The decision on how to replace Sir Alan Wilson as the Department for Education and Skills' most senior official responsible for higher education will have the Kremlin watchers out in force. Creating a directorate and upgrading the post from the Civil Service backwater it was perceived to be was designed to send a message to universities and colleges that the DfES had a genuine interest - and a role to play - beyond schools. A failure to recruit another vice-chancellor (or candidate of similar standing) will naturally be interpreted as confirmation that government education policy is overwhelmingly about schools after all.

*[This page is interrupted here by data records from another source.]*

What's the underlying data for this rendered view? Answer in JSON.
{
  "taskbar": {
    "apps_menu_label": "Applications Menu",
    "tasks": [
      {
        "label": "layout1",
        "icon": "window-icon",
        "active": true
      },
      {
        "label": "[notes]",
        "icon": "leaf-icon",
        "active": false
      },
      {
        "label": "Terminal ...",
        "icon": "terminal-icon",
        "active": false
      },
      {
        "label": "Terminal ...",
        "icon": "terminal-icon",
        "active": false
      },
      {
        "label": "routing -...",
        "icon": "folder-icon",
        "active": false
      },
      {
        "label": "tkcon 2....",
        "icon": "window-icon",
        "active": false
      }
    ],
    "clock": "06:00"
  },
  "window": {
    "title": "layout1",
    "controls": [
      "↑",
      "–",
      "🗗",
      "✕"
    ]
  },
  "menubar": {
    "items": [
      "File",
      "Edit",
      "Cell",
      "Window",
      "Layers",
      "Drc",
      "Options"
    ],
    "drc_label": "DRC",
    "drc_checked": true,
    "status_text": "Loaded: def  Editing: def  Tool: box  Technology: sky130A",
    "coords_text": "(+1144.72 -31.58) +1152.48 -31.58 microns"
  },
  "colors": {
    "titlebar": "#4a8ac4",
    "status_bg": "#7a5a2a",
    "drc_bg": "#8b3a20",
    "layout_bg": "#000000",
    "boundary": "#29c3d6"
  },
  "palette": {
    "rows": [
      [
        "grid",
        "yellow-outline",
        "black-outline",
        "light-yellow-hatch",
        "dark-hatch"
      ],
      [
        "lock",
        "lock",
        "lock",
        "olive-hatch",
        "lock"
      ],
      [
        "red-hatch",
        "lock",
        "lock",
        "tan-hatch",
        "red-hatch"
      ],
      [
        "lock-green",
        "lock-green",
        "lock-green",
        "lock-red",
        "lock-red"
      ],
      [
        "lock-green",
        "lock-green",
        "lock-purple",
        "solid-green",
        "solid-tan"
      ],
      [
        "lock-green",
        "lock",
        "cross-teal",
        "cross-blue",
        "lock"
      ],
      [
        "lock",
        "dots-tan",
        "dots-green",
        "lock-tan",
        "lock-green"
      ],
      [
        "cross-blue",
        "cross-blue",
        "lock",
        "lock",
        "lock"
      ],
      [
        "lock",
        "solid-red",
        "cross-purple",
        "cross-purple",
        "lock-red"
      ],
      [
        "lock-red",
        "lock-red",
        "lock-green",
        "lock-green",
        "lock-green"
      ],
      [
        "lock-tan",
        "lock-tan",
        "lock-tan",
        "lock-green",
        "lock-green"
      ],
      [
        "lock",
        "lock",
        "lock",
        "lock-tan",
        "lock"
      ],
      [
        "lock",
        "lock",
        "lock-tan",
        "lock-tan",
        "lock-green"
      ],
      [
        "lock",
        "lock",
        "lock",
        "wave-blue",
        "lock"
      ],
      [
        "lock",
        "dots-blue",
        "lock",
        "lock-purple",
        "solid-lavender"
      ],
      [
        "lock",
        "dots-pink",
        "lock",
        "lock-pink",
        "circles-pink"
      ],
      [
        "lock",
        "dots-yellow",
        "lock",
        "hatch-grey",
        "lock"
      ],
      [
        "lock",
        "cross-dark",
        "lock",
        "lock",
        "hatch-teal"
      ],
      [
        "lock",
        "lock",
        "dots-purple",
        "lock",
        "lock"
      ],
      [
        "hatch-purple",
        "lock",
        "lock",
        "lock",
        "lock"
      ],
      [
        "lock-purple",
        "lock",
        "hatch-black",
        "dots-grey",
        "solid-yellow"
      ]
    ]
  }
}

Nonetheless, it will be tempting to follow this course, especially at a time when the DfES is cutting hundreds of jobs. For all of Sir Alan's diplomatic skills, it has not been obvious that there is room for public figures both at the department and at the Higher Education Funding Council for England. And it may not be easy to attract a top-calibre candidate from higher education - the field was not wide when Sir Alan was appointed and the possibility of a change of Government within three years may add to the reluctance of those in senior posts to put themselves forward. Higher education is sufficiently important (and expensive) to warrant a place on the board of the department, but will it keep it?